It’s only a few weeks into 2015, and many people are finding that their New Year’s resolutions are already falling apart. According to Statisticbrain.com, up to 45% of Americans make New Year's resolutions each year, but only 64% have sustained the change by the end of January of the same year. Furthermore, less than 8% maintain the change ongoing (http://www.statisticbrain.com/new-years-resolution-statistics/).
So what are the 8% doing that the other 92% aren't? Likely, they are making SMART resolutions. Here are ways to do the same:
S---Specific---Take a common vague resolution such as “Have a healthier lifestyle”. What does it mean? How would one know if they’ve accomplished such a goal? Break it down to something that is a major priority of a healthy lifestyle, such as eating less sugar, establishing a regular sleep schedule or have a regular exercise routine. Being specific creates focus, and increases the chances for success.
M---Measurable---Is improvement able to be measured? Measurements are a simple way to gauge progress. Many resolutions are subjective (such as “healthier lifestyle”) and challenging to measure. Finding ways to measure specific goals (such as amount of sleep, exercise frequency, weight, or number of cigarettes smoked) make them much easier to track.
A---Attainable---Is this goal likely to be accomplished? This is the biggest pitfall for most people when choosing resolutions. It is easy to get trapped by aiming for an outrageous ideal, and then get disappointed when it doesn’t happen “fast enough”. A realistic goal can be more rewarding in the short-term, and help increase confidence for long-term change.
R---Relevant---How important is this goal? Is it self-motivated or external? The more important a goal is to an individual, the more likely they are to stick with it when inevitable bumps in the road come along. Consider personal values and priorities as a way to check the relevance of a resolution.
T---Time Based---When will the goal begin and what’s the target date? A goal without a time stamp can easily lose focus. Many people actually make greater progress with a series of small objectives over a short period than only looking at grand long-term goals. Also, consider timing as a whole. Maybe the first day of the year isn’t the best time to dive in to a new goal.

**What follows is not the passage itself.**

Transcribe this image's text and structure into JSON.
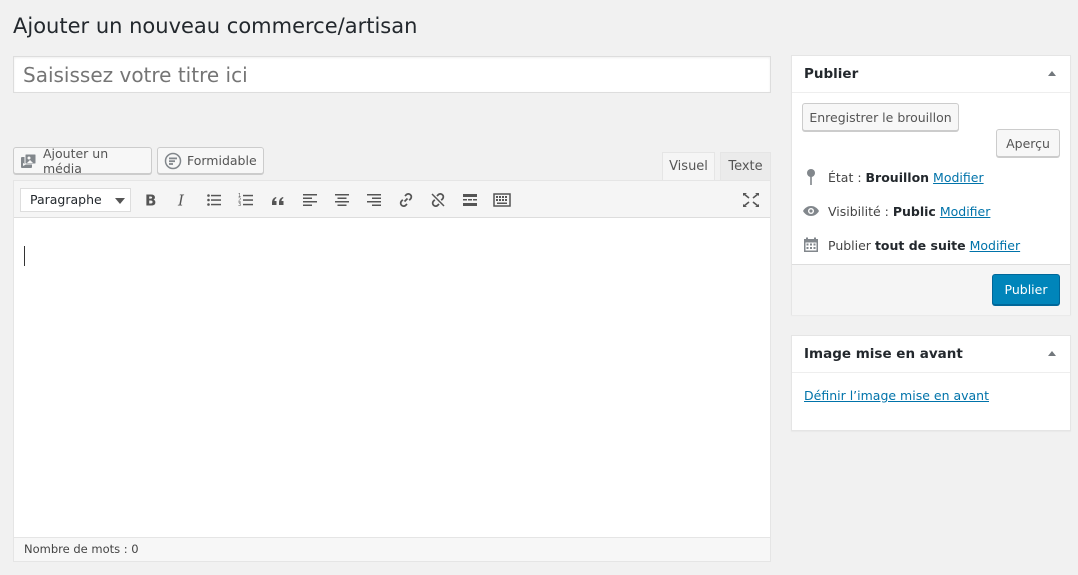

For example, if someone has a goal to eat more fresh fruit and vegetables, perhaps summertime when such items are more available (and affordable) would be a good time to start such a goal.
It’s important to remember that resolutions are goals, and accomplishing goals often takes a lot of work. Ultimately, it's up to an individual if they want to make a new year's resolution or a goal for change at any time of year. Taking the time to consider the above steps can help ensure a SMART approach to goal setting.
Want help setting attainable goals and live in the Hamilton or Toronto, Ontario area? Visit Sounding Board Counselling Services at http://www.soundingboardonline.com to schedule an appointment with a counsellor.